2 min read

When I was little we had an Amstrad PCW. On it was a word processor called LocoScript. I loved that you could write a document on it, save it and come back to it later to add more, which was a novelty at the time.

But what I most liked about it was that all the files had 8 characters followed by a dot and then 3 characters. Those 3 characters were not the file type, as you'd expect, they actually accepted any letters. So effectively your file names could be 11 characters long, with a dot randomly before the final 3.

But that's not the important part of this article. The important point here is that this is pre-Windows (yes, I'm old). These days if you want to make some of your text bold you just press a button. But with no Windows and no mouse, all you can do is to use the keyboard.

If you wanted to make the next bit of text bold you pressed the + key and then the b key. When you wanted your text to stop being bold you pressed the - key and then the b key.

HTML is pretty similar.

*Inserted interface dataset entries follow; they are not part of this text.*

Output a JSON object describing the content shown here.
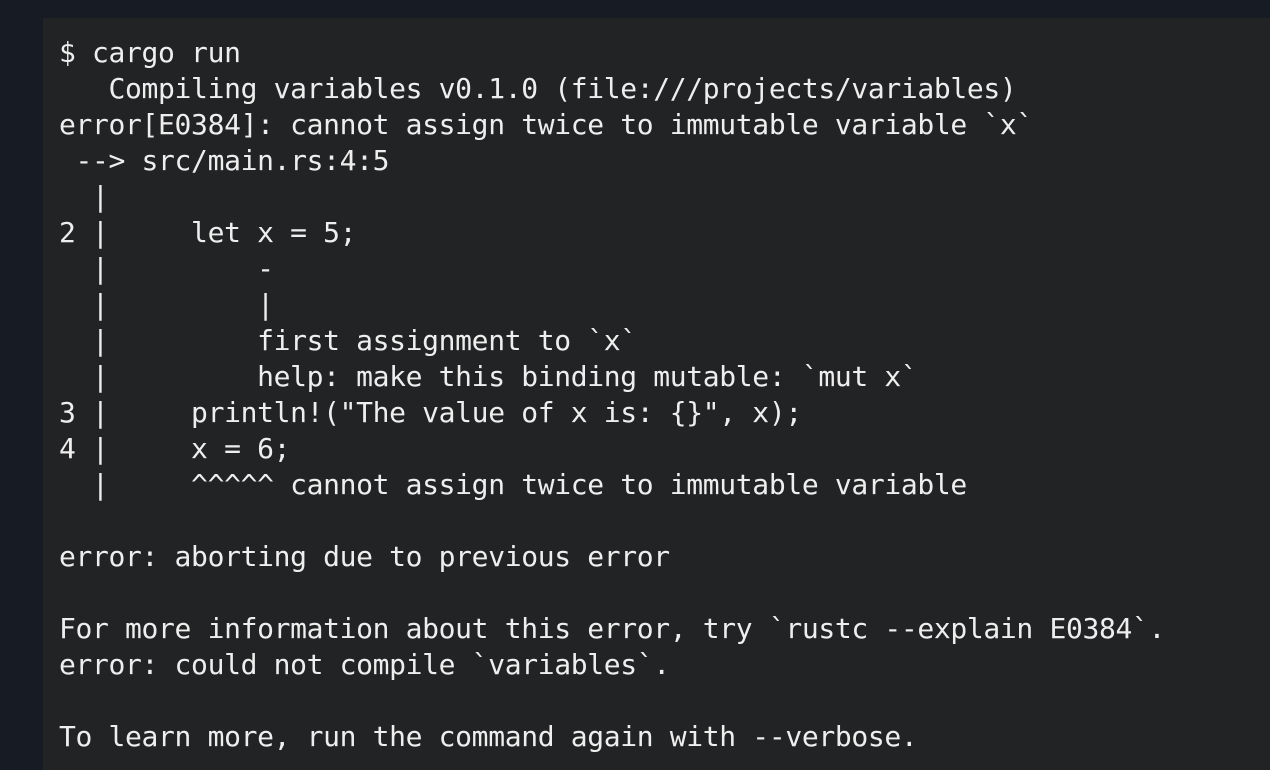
{
  "terminal": {
    "lines": [
      "$ cargo run",
      "   Compiling variables v0.1.0 (file:///projects/variables)",
      "error[E0384]: cannot assign twice to immutable variable `x`",
      " --> src/main.rs:4:5",
      "  |",
      "2 |     let x = 5;",
      "  |         -",
      "  |         |",
      "  |         first assignment to `x`",
      "  |         help: make this binding mutable: `mut x`",
      "3 |     println!(\"The value of x is: {}\", x);",
      "4 |     x = 6;",
      "  |     ^^^^^ cannot assign twice to immutable variable",
      "",
      "error: aborting due to previous error",
      "",
      "For more information about this error, try `rustc --explain E0384`.",
      "error: could not compile `variables`.",
      "",
      "To learn more, run the command again with --verbose."
    ]
  }
}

If you want your text to be bold then you type <b> and when you want it to stop being bold then you type </b>. Okay, so these days you'd actually do that with CSS, but you'd still need some sort of tag around your text, even if it's not b (or strong) But it's the same principle of how you set your text to be bold in LocoScript.

Although there was one point that tripped me up when I first learnt HTML. In LocoScript bold is b, italics is i and underline is ul. In HTML bold is b, italics is i and underline is... u. ul is an unordered list.